Troubled Bridge Over Quiet Waters? WITH VIDEO

The Tienken Road Bridge near the Historical District in Rochester Hills has been under construction for over four months now.  The various rumors heard around town range from the contractor ordering the wrong trusses to the City not measuring the river’s width properly.  One rumor even stated that the Historical District was going to be completely ruined and that no one would work with them or take the necessary actions to preserve their heritage.  A few phone calls to the people in charge was all that was needed to quickly dispel these rumors. 

Paul Davis, Director of Public Services for Rochester Hills, reported that this project is not a City project, but rather is a project completely conducted by The Road Commission for Oakland County.  Davis went on to say that The Road Commission has tried to coordinate all of their efforts with the City and with the Historical District Commission.  When early concerns were raised as to how wide the new bridge would be and what it would look like on the exterior, the Road Commission went out of their way to show three or four options to the Historical District Commission and ultimately received their approval of the final design.  According to Craig Bryson, Public Information Officer for the Road Commission, “We met with a variety of groups from the City in order to make everyone happy, and I believe that ultimately we did.”  Bryson went on to say that they had procured antique hand railings from the State and sand blasted and reworked them so they could be used on the new bridge.  The Road Commission also incorporated a two-guard-rail sidewalk across the bridge to keep pedestrians safer in the future.  A small island was created at the west end of the bridge and two stamped concrete sidewalk connectors were poured for added appeal.  Bryson stated, “With multiple schools just across the bridge we knew there would be many children walking or riding bikes over the new bridge and we wanted to keep them safe.” 
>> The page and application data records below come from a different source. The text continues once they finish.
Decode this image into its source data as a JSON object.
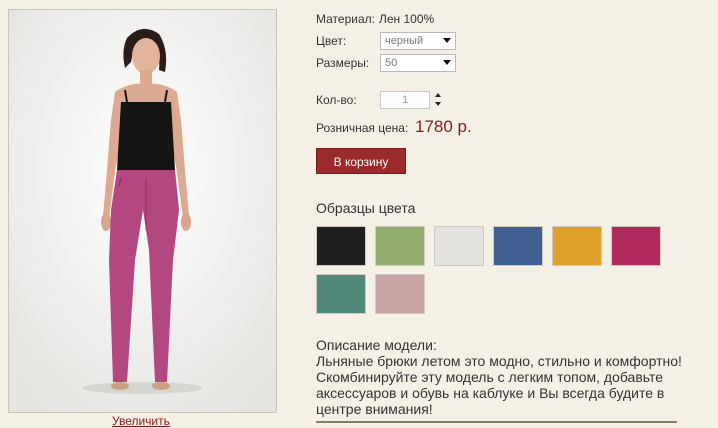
{
  "product": {
    "material_label": "Материал:",
    "material_value": "Лен 100%",
    "color_label": "Цвет:",
    "color_selected": "черный",
    "size_label": "Размеры:",
    "size_selected": "50",
    "qty_label": "Кол-во:",
    "qty_value": "1",
    "price_label": "Розничная цена:",
    "price_value": "1780 р.",
    "cart_button": "В корзину",
    "enlarge_link": "Увеличить"
  },
  "swatches": {
    "title": "Образцы цвета",
    "items": [
      {
        "name": "black",
        "color": "#1f1f1f"
      },
      {
        "name": "green",
        "color": "#93ad6e"
      },
      {
        "name": "light-grey",
        "color": "#e3e1dd"
      },
      {
        "name": "blue",
        "color": "#3f6090"
      },
      {
        "name": "mustard",
        "color": "#e0a12c"
      },
      {
        "name": "magenta",
        "color": "#b02a5e"
      },
      {
        "name": "teal",
        "color": "#4f8779"
      },
      {
        "name": "pink",
        "color": "#c9a4a4"
      }
    ]
  },
  "description": {
    "title": "Описание модели:",
    "lines": [
      "Льняные брюки летом это модно, стильно и комфортно!",
      "Скомбинируйте эту модель с легким топом, добавьте",
      "аксессуаров и обувь на каблуке и Вы всегда будите в",
      "центре внимания!"
    ]
  },
  "colors": {
    "accent": "#9b2a2a",
    "price": "#8b1a1a",
    "background": "#f5f0e6"
  }
}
When questioned about the project’s delay, Bryson commented that core soil samples taken at the beginning of the project indicated that the ground around the bank of the river was more secure than what it was in reality.  After the contractor began excavating, they found that more reinforcements were needed to make the surrounding area secure for the citizens and the workers on the bridge.  After all the dust had settled from the engineering changes and adjustments in the contractor’s schedule, this redesign cost them six weeks.  The Road Commission’s Website now states October 31, 2010 as the new open date, but many people remain hopeful that it may be even sooner.  
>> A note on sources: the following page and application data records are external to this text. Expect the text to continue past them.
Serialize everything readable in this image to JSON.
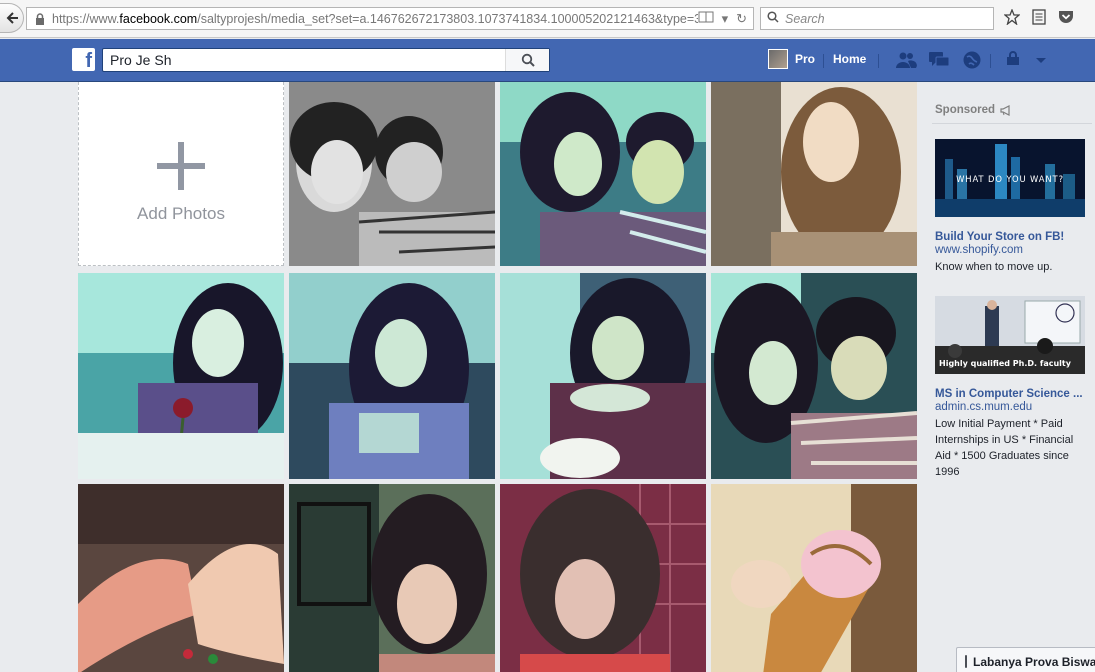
{
  "browser": {
    "url_prefix": "https://www.",
    "url_domain": "facebook.com",
    "url_rest": "/saltyprojesh/media_set?set=a.146762672173803.1073741834.100005202121463&type=3",
    "search_placeholder": "Search"
  },
  "header": {
    "logo": "f",
    "search_value": "Pro Je Sh",
    "profile_name": "Pro",
    "home_label": "Home"
  },
  "album": {
    "add_photos_label": "Add Photos"
  },
  "sidebar": {
    "sponsored_label": "Sponsored",
    "ads": [
      {
        "image_caption": "WHAT DO YOU WANT?",
        "title": "Build Your Store on FB!",
        "url": "www.shopify.com",
        "body": "Know when to move up."
      },
      {
        "image_caption": "Highly qualified Ph.D. faculty",
        "title": "MS in Computer Science ...",
        "url": "admin.cs.mum.edu",
        "body": "Low Initial Payment * Paid Internships in US * Financial Aid * 1500 Graduates since 1996"
      }
    ]
  },
  "chat": {
    "contact_name": "Labanya Prova Biswas"
  },
  "colors": {
    "fb_blue": "#4267b2",
    "link_blue": "#365899",
    "background": "#e9ebee"
  }
}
Pat McKay, Supervisor of Interpretive Services for Rochester Hills, works at the Van Hoosen Farm, the bridge’s adjoining property in the Historical District.  He stated, “We plan to work with the Women’s National Farm and Garden Association to change some of the grassy areas to  something that is aesthetically more pleasing.”  McKay said he would like to see the bridge become a gateway into the Stoney Creek Village and a beautiful addition to the Historical District.  He concluded, “It’s really been a great project between our local Historical District Commission, the Road Commission, and the City of Rochester Hills.  We think the residents are going to get a pretty nice product when this is all done.”
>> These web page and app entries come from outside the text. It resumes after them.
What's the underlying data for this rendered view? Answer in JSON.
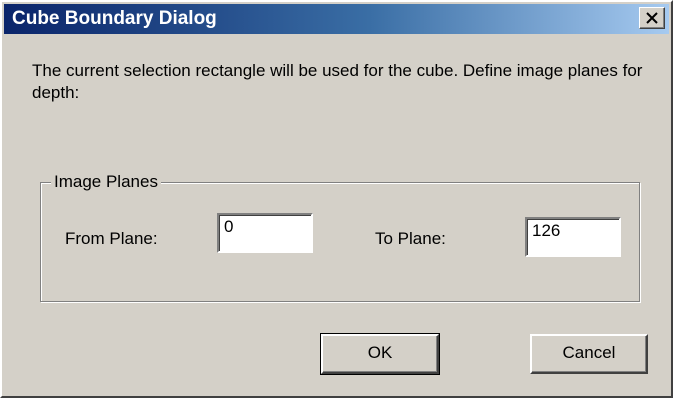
{
  "window": {
    "title": "Cube Boundary Dialog"
  },
  "message": "The current selection rectangle will be used for the cube. Define image planes for depth:",
  "image_planes": {
    "group_label": "Image Planes",
    "from_label": "From Plane:",
    "from_value": "0",
    "to_label": "To Plane:",
    "to_value": "126"
  },
  "buttons": {
    "ok": "OK",
    "cancel": "Cancel"
  },
  "icons": {
    "close": "close-icon"
  },
  "colors": {
    "face": "#d4d0c8",
    "title_start": "#0a246a",
    "title_end": "#a6caf0"
  }
}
About Tom and Ann Gendich

Founders of Rochester Media. Looking to provide great local news to all people in and around Rochester and Rochester Hills. Send them a note at